M. L. Cropper, R. G. Newell, M. Allen, M. Auffhammer, C. E. Forest, I. Y. Fung, J. Hammitt, H. D. Jacoby, R. Kopp, W. Pizer, S. Rose, R. Schmalensee, J. P. Weyant, J. Heimberg, C. J. Wichman, and M. Ghitelman
Report (23 June 2017)
institution: National Academies of Sciences, Engineering, and Medicine

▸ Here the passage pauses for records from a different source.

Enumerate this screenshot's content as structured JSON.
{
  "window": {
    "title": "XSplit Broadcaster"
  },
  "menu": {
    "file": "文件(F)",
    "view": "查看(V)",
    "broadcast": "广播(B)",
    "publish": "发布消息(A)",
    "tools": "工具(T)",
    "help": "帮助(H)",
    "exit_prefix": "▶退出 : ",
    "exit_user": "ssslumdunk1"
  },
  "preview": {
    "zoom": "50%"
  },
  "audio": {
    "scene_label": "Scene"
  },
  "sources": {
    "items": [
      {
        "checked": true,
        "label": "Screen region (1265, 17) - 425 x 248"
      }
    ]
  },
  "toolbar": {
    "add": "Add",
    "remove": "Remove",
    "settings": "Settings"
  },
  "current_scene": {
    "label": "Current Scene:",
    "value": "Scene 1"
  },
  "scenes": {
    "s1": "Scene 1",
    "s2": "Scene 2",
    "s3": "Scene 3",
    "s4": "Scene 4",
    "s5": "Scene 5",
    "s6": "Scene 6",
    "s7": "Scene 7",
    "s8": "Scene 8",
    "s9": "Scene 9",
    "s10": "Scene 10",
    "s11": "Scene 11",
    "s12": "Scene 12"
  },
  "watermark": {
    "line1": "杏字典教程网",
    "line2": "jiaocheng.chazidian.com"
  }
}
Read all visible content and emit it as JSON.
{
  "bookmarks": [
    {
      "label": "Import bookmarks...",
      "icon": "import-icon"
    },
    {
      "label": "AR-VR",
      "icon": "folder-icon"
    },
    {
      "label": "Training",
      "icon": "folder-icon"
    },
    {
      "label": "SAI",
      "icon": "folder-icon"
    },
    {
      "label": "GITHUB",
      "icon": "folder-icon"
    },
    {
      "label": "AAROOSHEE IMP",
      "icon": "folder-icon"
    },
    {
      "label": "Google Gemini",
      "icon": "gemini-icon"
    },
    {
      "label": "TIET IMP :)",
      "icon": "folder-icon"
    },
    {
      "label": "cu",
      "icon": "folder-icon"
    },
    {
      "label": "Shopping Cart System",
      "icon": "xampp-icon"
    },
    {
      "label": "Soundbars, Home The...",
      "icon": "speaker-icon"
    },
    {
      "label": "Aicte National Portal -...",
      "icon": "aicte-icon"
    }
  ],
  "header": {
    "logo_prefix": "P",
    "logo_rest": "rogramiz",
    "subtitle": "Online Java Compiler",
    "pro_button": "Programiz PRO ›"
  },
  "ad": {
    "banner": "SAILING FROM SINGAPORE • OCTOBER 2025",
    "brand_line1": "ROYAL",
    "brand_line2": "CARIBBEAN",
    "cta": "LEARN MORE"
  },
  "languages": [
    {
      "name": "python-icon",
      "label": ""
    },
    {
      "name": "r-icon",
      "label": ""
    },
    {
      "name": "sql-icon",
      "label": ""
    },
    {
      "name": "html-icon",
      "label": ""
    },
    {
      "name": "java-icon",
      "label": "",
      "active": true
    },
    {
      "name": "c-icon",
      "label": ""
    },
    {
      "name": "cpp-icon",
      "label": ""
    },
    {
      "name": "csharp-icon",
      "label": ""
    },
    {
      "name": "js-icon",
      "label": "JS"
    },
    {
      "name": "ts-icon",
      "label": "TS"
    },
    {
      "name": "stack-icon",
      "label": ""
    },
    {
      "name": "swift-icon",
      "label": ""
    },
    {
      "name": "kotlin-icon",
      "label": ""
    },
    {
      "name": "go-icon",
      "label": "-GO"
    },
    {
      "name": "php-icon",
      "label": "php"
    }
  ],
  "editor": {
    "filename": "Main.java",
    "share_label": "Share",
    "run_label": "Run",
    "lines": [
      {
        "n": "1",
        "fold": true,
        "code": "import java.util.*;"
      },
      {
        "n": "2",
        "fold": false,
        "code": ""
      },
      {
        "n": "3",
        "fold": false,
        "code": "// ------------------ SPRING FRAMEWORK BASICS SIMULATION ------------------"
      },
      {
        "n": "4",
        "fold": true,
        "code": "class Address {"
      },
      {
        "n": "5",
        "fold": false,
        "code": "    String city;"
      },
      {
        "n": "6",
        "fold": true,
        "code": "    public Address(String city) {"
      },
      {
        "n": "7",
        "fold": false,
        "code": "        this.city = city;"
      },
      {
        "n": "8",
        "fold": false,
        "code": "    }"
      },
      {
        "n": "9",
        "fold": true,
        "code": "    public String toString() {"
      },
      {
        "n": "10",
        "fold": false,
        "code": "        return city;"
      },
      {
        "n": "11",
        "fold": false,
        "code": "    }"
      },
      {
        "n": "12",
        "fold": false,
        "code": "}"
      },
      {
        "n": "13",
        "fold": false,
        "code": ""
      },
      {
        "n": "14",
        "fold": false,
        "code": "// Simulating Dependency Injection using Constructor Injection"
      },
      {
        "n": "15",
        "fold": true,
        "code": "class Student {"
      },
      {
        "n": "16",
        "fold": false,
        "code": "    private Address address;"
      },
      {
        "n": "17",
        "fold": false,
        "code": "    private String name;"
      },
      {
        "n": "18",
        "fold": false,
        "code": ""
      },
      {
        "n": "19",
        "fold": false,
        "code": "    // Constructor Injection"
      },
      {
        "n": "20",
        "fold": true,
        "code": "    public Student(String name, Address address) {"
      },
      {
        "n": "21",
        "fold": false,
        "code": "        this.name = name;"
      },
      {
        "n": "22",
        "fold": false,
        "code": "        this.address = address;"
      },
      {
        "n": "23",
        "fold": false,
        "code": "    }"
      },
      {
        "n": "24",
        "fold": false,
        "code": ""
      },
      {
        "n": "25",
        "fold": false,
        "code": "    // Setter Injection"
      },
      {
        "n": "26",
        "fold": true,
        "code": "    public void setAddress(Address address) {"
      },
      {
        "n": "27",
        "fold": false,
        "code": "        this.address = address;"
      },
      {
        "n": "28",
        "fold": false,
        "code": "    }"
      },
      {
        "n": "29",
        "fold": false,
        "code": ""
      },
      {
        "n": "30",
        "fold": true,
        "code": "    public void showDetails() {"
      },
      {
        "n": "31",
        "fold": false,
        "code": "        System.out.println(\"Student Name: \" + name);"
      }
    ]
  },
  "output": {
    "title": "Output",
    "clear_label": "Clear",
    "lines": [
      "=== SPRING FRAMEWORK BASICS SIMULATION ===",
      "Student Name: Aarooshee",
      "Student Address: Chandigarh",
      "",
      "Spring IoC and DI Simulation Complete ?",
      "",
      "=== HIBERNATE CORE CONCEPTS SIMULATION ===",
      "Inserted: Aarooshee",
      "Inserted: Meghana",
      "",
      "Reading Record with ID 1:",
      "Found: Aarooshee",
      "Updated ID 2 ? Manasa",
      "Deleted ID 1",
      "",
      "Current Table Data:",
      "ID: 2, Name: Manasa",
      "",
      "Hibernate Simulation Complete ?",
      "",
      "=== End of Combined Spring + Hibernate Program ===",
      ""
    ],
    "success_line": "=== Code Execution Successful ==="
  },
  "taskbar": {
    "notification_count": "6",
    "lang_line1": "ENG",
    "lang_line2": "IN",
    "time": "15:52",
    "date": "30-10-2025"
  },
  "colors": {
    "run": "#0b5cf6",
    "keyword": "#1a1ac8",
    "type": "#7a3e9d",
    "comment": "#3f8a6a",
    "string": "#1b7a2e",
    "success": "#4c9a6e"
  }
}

The social cost of carbon (SC-CO2) is an economic metric intended to provide a comprehensive estimate of the net damages - that is, the monetized value of the net impacts, both negative and positive - from the global climate change that results from a small (1-metric ton) increase in carbon-dioxide (CO2) emissions. Under Executive Orders regarding regulatory impact analysis and as required by a court ruling, the U.S. government has since 2008 used estimates of the SC-CO2 in federal rulemakings to value the costs and benefits associated with changes in CO2 emissions. In 2010, the Interagency Working Group on the Social Cost of Greenhouse Gases (IWG) developed a methodology for estimating the SC-CO2 across a range of assumptions about future socioeconomic and physical earth systems. Valuing Climate Changes examines potential approaches, along with their relative merits and challenges, for a comprehensive update to the current methodology. This publication also recommends near- and longer-term research priorities to ensure that the SC- CO2 estimates reflect the best available science.